Trades are done by connecting directly to the exchange, meaning there are no more brokers or other middlemen involved other than the exchange itself as the counterparty that acts as the order matcher.
Another big difference compared to the traditional model, is that a centralised crypto exchange actually controls the order book and your funds. The centralised exchange is in charge of keeping your funds secure and protect it from hacks, which makes trusting the exchange to act as a good custodian a very important factor.
Most liquidity in the crypto market is on centralised crypto exchanges because they are generally easy to use. You don’t need to manage your keys, don’t need to learn or understand complicated wallets. All you need is an email and a password to start trading.
The downside of that is that all the funds are held in a centralised place, making it a target for exchange hacks.
How decentralised exchanges work
Decentralised exchanges (DEX) are practically the opposite of what we’ve described under centralised exchanges. They are generally less easy to use with lower liquidity, but far more superior in terms of security.
There is no counterparty at the center of a trade on the DEX, traders exchange assets directly between each other. Instead of giving the order to a middleman to make the trade at a certain price, the individual wallets of the traders talk directly to each other and exchange assets on the agreed price.
Individuals on the DEX have custody over their own funds, wallets and keys. There is no centralised authority that can stop you from trading or freeze your accounts. But if you lose access to your account or lose your keys, there is also no centralised party that can restore access.
Much like in the real world, if you leave your wallet on a park bench and walk away, you’ve simply lost your wallet.
DEXs have been around for about 5 years now, with BitShares the first DEX to come online. BitShares is a very fast exchange with tested transaction per second at 3300, with the capability to go up to 100,000. Speed is very important for exchange because prices can change very quickly, so orders need to be completed promptly in order to capitalise on market opportunities.
Next to the BitShares DEX, there are quite a few others than run on different blockchains such as Ethereum. The specific blockchain a DEX is on affects the technical side of a DEX such as which coins can be listed, who gets to decide which coins are listed, to what degree it is decentralised and if it has mining.
Introduction to Sparkdex
Created by Bitspark, Sparkdex is a gateway to the BitShares DEX. It is not a new DEX, using a new blockchain or a new construct.
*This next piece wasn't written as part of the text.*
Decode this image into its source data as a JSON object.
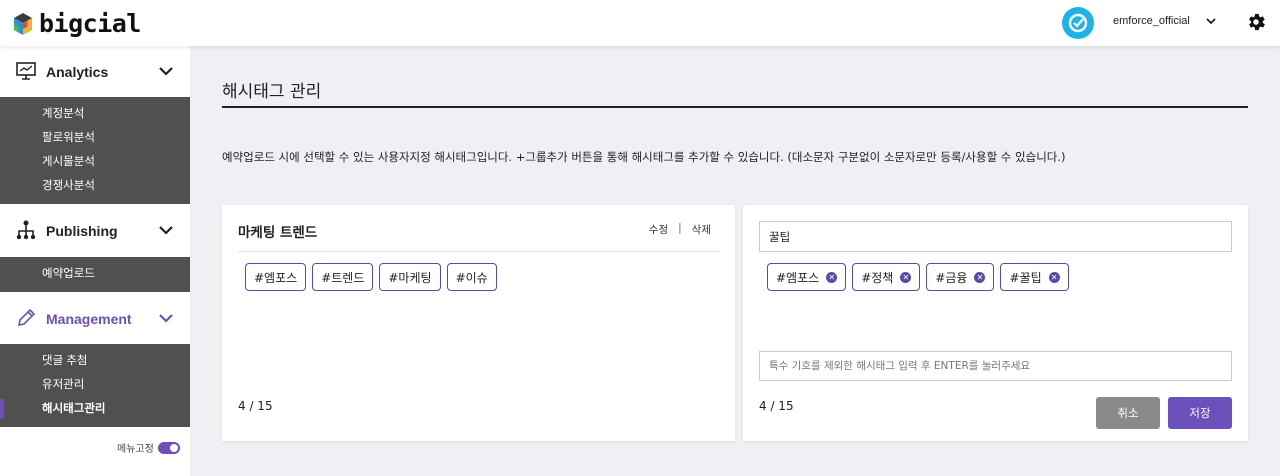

Instead, it’s just a different way of interacting with the already existing BitShares blockchain and DEX.
Sparkdex is essentially a window that visualises your interaction with the BitShares blockchain, and Bitspark has added things that adds value for customers. For example, Bitspark has added specific cryptocurrencies that are related to our core services such as local currency stablecoins for HKD, AUD, USD and rewards token Zeph.
However, even though Bitspark created the Sparkdex, Bitspark can’t change anything related to the blockchain, order books or executed trades. It is still a decentralised exchange. If anything were to happen to Bitspark, your keys, wallets and funds are still controlled and accessible by you.
In the next episode
Exploring the complete Bitshares DEX ecosystem and a case study on stable.PHP - a stablecoin for Philippines peso created by Bitspark.